The primary function of the BIOS (Basic Input/Output System) in a computer system is to initialize and test the hardware components during the boot-up process. It ensures that the computer hardware is functioning correctly before handing over control to the operating system. Additionally, the BIOS contains the necessary instructions to load the operating system from the disk drive into the computer’s memory, allowing the OS to take over and manage the system resources effectively.

How Does The Bios Facilitate The Startup Process Of A Computer?

The BIOS, or Basic Input/Output System, plays a crucial role in the computer startup process. It is the first program that runs when the computer is turned on and initializes the hardware components. The BIOS performs a Power-On Self Test (POST) to check if the hardware components are functioning correctly. It also locates and loads the operating system from the storage device into the computer’s memory.

Furthermore, the BIOS provides the necessary instructions for the operating system to take over control of the computer, ensuring a smooth transition from the startup process to the operation of the software applications. In summary, the BIOS acts as a bridge between the hardware and software, enabling the computer to start up and function properly.

Can The Bios Settings Be Customized Or Modified By The User?

Yes, BIOS settings can be customized or modified by the user. Users can access the BIOS interface by pressing a specific key during the computer’s startup process and make changes to settings such as boot order, system date and time, hardware configurations, and security options. However, it is important to exercise caution when modifying BIOS settings as incorrect changes can disrupt the computer’s functionality and potentially cause hardware damage.
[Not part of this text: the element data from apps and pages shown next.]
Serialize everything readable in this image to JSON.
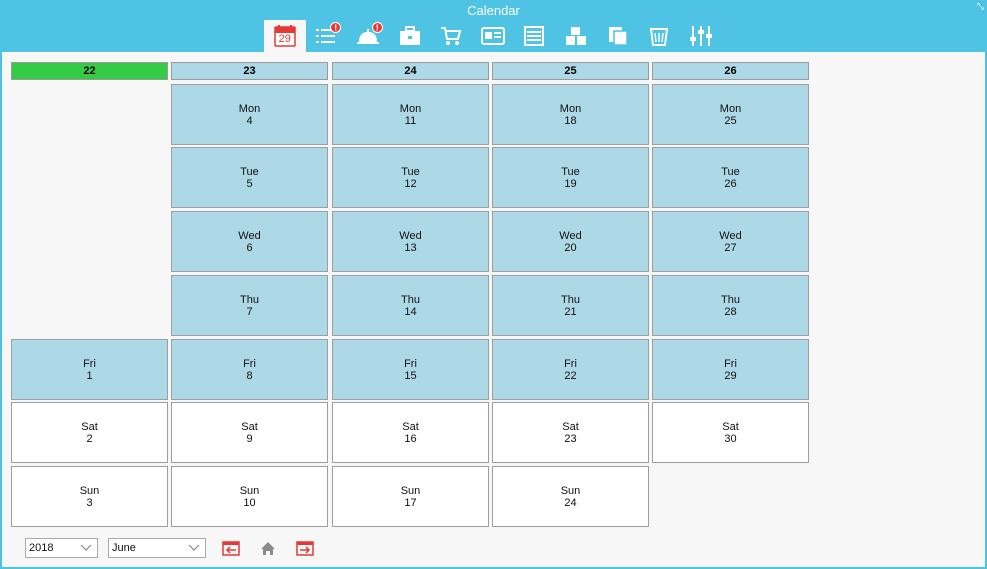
{
  "window": {
    "title": "Calendar"
  },
  "toolbar": {
    "calendar_day": "29",
    "alert_mark": "!",
    "icons": [
      "calendar-icon",
      "task-list-icon",
      "service-bell-icon",
      "briefcase-icon",
      "cart-icon",
      "id-card-icon",
      "ledger-icon",
      "boxes-icon",
      "documents-icon",
      "trash-bin-icon",
      "sliders-icon"
    ]
  },
  "weeks": [
    "22",
    "23",
    "24",
    "25",
    "26"
  ],
  "days": [
    [
      {
        "d": "Fri",
        "n": "1"
      },
      {
        "d": "Sat",
        "n": "2"
      },
      {
        "d": "Sun",
        "n": "3"
      }
    ],
    [
      {
        "d": "Mon",
        "n": "4"
      },
      {
        "d": "Tue",
        "n": "5"
      },
      {
        "d": "Wed",
        "n": "6"
      },
      {
        "d": "Thu",
        "n": "7"
      },
      {
        "d": "Fri",
        "n": "8"
      },
      {
        "d": "Sat",
        "n": "9"
      },
      {
        "d": "Sun",
        "n": "10"
      }
    ],
    [
      {
        "d": "Mon",
        "n": "11"
      },
      {
        "d": "Tue",
        "n": "12"
      },
      {
        "d": "Wed",
        "n": "13"
      },
      {
        "d": "Thu",
        "n": "14"
      },
      {
        "d": "Fri",
        "n": "15"
      },
      {
        "d": "Sat",
        "n": "16"
      },
      {
        "d": "Sun",
        "n": "17"
      }
    ],
    [
      {
        "d": "Mon",
        "n": "18"
      },
      {
        "d": "Tue",
        "n": "19"
      },
      {
        "d": "Wed",
        "n": "20"
      },
      {
        "d": "Thu",
        "n": "21"
      },
      {
        "d": "Fri",
        "n": "22"
      },
      {
        "d": "Sat",
        "n": "23"
      },
      {
        "d": "Sun",
        "n": "24"
      }
    ],
    [
      {
        "d": "Mon",
        "n": "25"
      },
      {
        "d": "Tue",
        "n": "26"
      },
      {
        "d": "Wed",
        "n": "27"
      },
      {
        "d": "Thu",
        "n": "28"
      },
      {
        "d": "Fri",
        "n": "29"
      },
      {
        "d": "Sat",
        "n": "30"
      }
    ]
  ],
  "footer": {
    "year": "2018",
    "month": "June"
  },
  "colors": {
    "accent": "#4fc3e3",
    "current_week": "#33cc44",
    "weekday_cell": "#add8e6",
    "nav_red": "#e53935"
  }
}
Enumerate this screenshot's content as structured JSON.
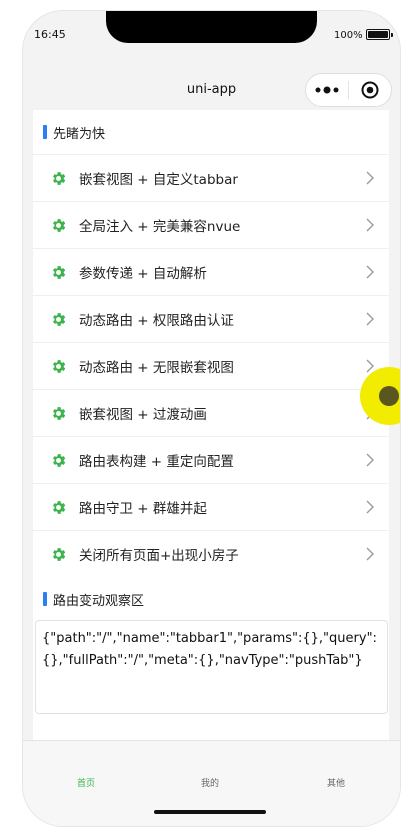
{
  "status_bar": {
    "time": "16:45",
    "battery_percent": "100%"
  },
  "navbar": {
    "title": "uni-app"
  },
  "section1": {
    "title": "先睹为快"
  },
  "items": [
    {
      "label": "嵌套视图 + 自定义tabbar"
    },
    {
      "label": "全局注入 + 完美兼容nvue"
    },
    {
      "label": "参数传递 + 自动解析"
    },
    {
      "label": "动态路由 + 权限路由认证"
    },
    {
      "label": "动态路由 + 无限嵌套视图"
    },
    {
      "label": "嵌套视图 + 过渡动画"
    },
    {
      "label": "路由表构建 + 重定向配置"
    },
    {
      "label": "路由守卫 + 群雄并起"
    },
    {
      "label": "关闭所有页面+出现小房子"
    }
  ],
  "section2": {
    "title": "路由变动观察区",
    "content": "{\"path\":\"/\",\"name\":\"tabbar1\",\"params\":{},\"query\":{},\"fullPath\":\"/\",\"meta\":{},\"navType\":\"pushTab\"}"
  },
  "tabbar": {
    "home": "首页",
    "mine": "我的",
    "other": "其他"
  },
  "colors": {
    "accent_blue": "#2d7df6",
    "icon_green": "#3cb44b",
    "touch_marker": "#f2ec00"
  },
  "icons": {
    "item_icon": "gear-icon",
    "item_chevron": "chevron-right-icon"
  }
}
What Role Does The Bios Play In Managing Hardware Components Of A Computer?

The BIOS (Basic Input/Output System) is a critical component of a computer system that manages the communication between software and hardware. It initializes and controls the hardware components during the computer’s startup process. The BIOS also stores the system’s configuration settings and provides the necessary instructions for the operating system to interface with the hardware correctly.

Furthermore, the BIOS performs tasks such as checking for hardware compatibility, loading the operating system, managing power settings, and conducting diagnostic tests. In essence, it acts as the bridge between the software and hardware, ensuring that the computer functions properly and efficiently.

Are There Any Potential Risks Associated With Updating Or Flashing The Bios?

Yes, there are potential risks associated with updating or flashing the BIOS. A failed BIOS update can result in system instability, rendering your computer inoperable. Additionally, if the update process is interrupted or there is a power failure during the flashing process, it can lead to permanent hardware damage. It is crucial to ensure that you follow the manufacturer’s instructions carefully and backup important data before attempting to update or flash the BIOS to mitigate these risks.

Final Thoughts

To sum up, the Basic Input/Output System (BIOS) plays a crucial role in the functioning of a computer system by executing essential tasks such as initializing hardware components, booting up the operating system, and providing an interface for system configuration. Understanding the functions and capabilities of BIOS unveils a deeper appreciation for its significance and impact on system performance and stability. As technology continues to advance, BIOS remains a foundational component that continues to evolve and adapt to meet the changing demands of modern computing. By delving into the intricate workings of BIOS, users can enhance their knowledge and proficiency in effectively managing and optimizing their computer systems for optimal performance.

Leave a Comment